There is considerable debate over the use of peer-review in MOOCs. I would argue that since MOOCs attract intrinsically motivated learners, the feedback given can be especially valuable. As a case in point, I offer a snippet from a final assignment I completed from a Match Education class on teacher coaching. The questions are in italics, my response is in plain text. The four peer reviewers comments are below. I received an average of the four scores, so my “grade” on this particular assignment was a 24 out of 25 points.
We would hypothesize that this coaching session suggests that Ms. McRookie is in the middle circle (i.e. “Skill B”) of skill acquisition represented in The Snowman Effect. Explain how the teacher’s behaviors suggest that she is in the middle “Skill B” acquisition loop.
Ms. McR has completed the mastery of her first effective teacher move and can now identify and correct student misbehavior. This completes the Skill A acquisition and mastery loop. Next, Mr. EC expresses concern that a larger instructional problem (Skill B) has manifested itself in the student practice domain of the Kraken. Mr. EC knows that once Ms. McR sees how she has mastered the first skill of time on task, she will master a second skill even faster.

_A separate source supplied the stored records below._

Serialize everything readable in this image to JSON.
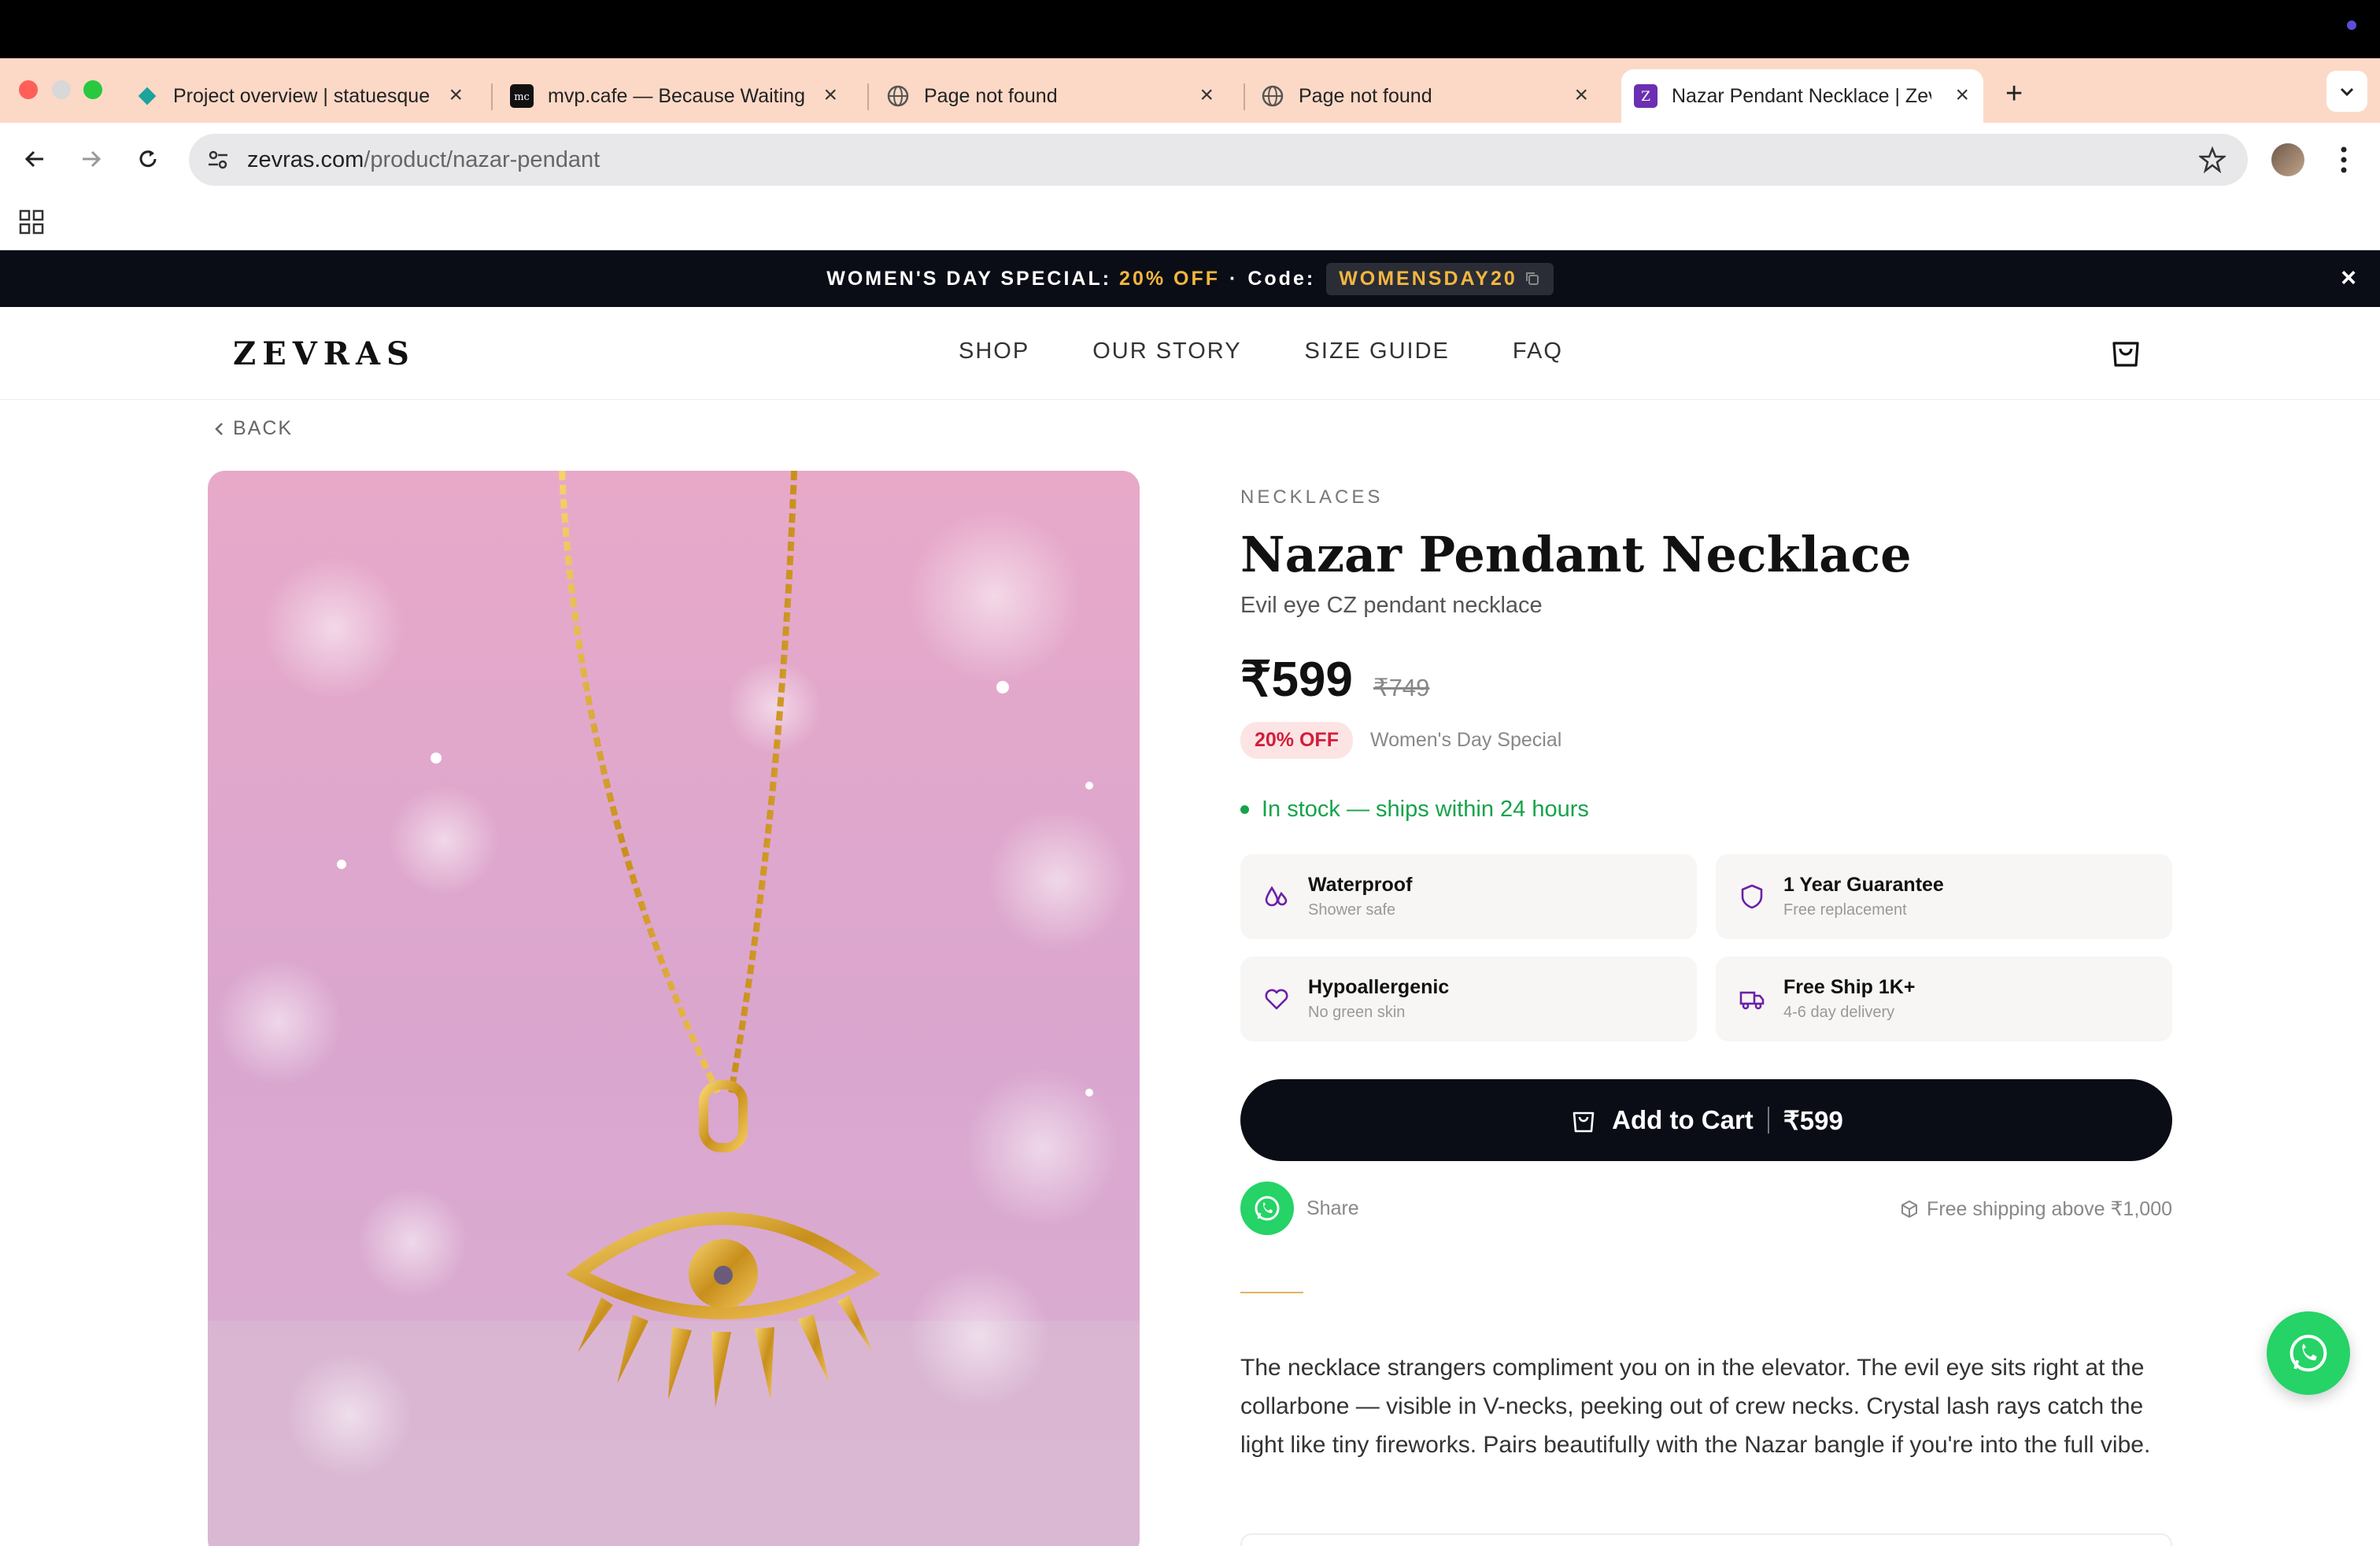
{
  "browser": {
    "tabs": [
      {
        "title": "Project overview | statuesque",
        "favicon": "teal-diamond-icon"
      },
      {
        "title": "mvp.cafe — Because Waiting",
        "favicon": "mc-logo-icon"
      },
      {
        "title": "Page not found",
        "favicon": "globe-icon"
      },
      {
        "title": "Page not found",
        "favicon": "globe-icon"
      },
      {
        "title": "Nazar Pendant Necklace | Zev",
        "favicon": "z-logo-icon",
        "active": true
      }
    ],
    "new_tab": "+",
    "url_domain": "zevras.com",
    "url_path": "/product/nazar-pendant"
  },
  "promo": {
    "label": "WOMEN'S DAY SPECIAL:",
    "discount": "20% OFF",
    "separator": "·",
    "code_label": "Code:",
    "code": "WOMENSDAY20"
  },
  "site": {
    "logo": "ZEVRAS",
    "nav": [
      "SHOP",
      "OUR STORY",
      "SIZE GUIDE",
      "FAQ"
    ]
  },
  "back_label": "BACK",
  "product": {
    "category": "NECKLACES",
    "title": "Nazar Pendant Necklace",
    "subtitle": "Evil eye CZ pendant necklace",
    "price": "₹599",
    "old_price": "₹749",
    "off_badge": "20% OFF",
    "off_note": "Women's Day Special",
    "stock": "In stock — ships within 24 hours",
    "features": [
      {
        "label": "Waterproof",
        "sub": "Shower safe",
        "icon": "droplets-icon"
      },
      {
        "label": "1 Year Guarantee",
        "sub": "Free replacement",
        "icon": "shield-icon"
      },
      {
        "label": "Hypoallergenic",
        "sub": "No green skin",
        "icon": "heart-icon"
      },
      {
        "label": "Free Ship 1K+",
        "sub": "4-6 day delivery",
        "icon": "truck-icon"
      }
    ],
    "cta_label": "Add to Cart",
    "cta_price": "₹599",
    "share_label": "Share",
    "free_shipping": "Free shipping above ₹1,000",
    "description": "The necklace strangers compliment you on in the elevator. The evil eye sits right at the collarbone — visible in V-necks, peeking out of crew necks. Crystal lash rays catch the light like tiny fireworks. Pairs beautifully with the Nazar bangle if you're into the full vibe."
  },
  "colors": {
    "accent_gold": "#f4b63f",
    "dark": "#0a0d16",
    "in_stock": "#16a34a",
    "sale_red": "#d11f3c",
    "whatsapp": "#25d366",
    "icon_purple": "#6b21a8"
  }
}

After paying a small amount of the fixed mindset tax, Ms. McR commits to beginning Skill B.
Mr. EC outlines the action steps needed on the next big takeaway and describes how Ms. McR should implement those action steps. Ms. McR immediately begins brainstorming with Mr. EC on how to improve her cold calling and turn her group discussion questions into stop and chats. This suggests that Ms. McR is engaged in Skill B acquisition and will work hard until she masters it before beginning the Skill C acquisition loop. Each subsequent skill acquisition and mastery loop should take less time because Ms. McR has seen the evidence of her growth mindset from her previous successes.
Mr. EC refines how Ms. McR cold calls. Instead of “Johnny, what was the first step?” He advises she use “What is the first step, Johnny?” Then Ms. McR goes from “I want everyone to write an explanation” to the more specific “Take 60 seconds to write in the box on the worksheet explain the steps in integrating polynomials.” Because of the success Ms. McR had in acquiring Skill A with Mr. EC, she is more optimistic and proactive in changing her teacher behavior. This suggests she will be able to master the moves of an effective teacher and change her name from Ms. McRookie to Ms. Effective Coach in a short amount of time.
peer 1 → The Author got all the technical details of the best practice of a coach teacher, his understanding is optimum and can link the variables perfectly
peer 2 → Absolutely brilliant! I don’t think this could have been done any better.
peer 3 → I was very impressed with your response to the last question about the Snowman Effect. I think it was the best response that I have read out of the five assessments that I have done so far. Overall, your answers were well written and it was easy to comprehend them. Thank you for all your hard work, and good luck!
peer 4 → Excellent!
My final point is that teacher coaching is considered by many as the gold standard for improving teaching. If peer review is an essential component of the coaching model, should it be expanded from MOOCs and into the classroom? One of the goals of 21st Century pedagogy is to transform education into authentic work-based tasks. Many corporations use 360 degree evaluations. Should those be expanded into education and used as tools in teacher evaluations?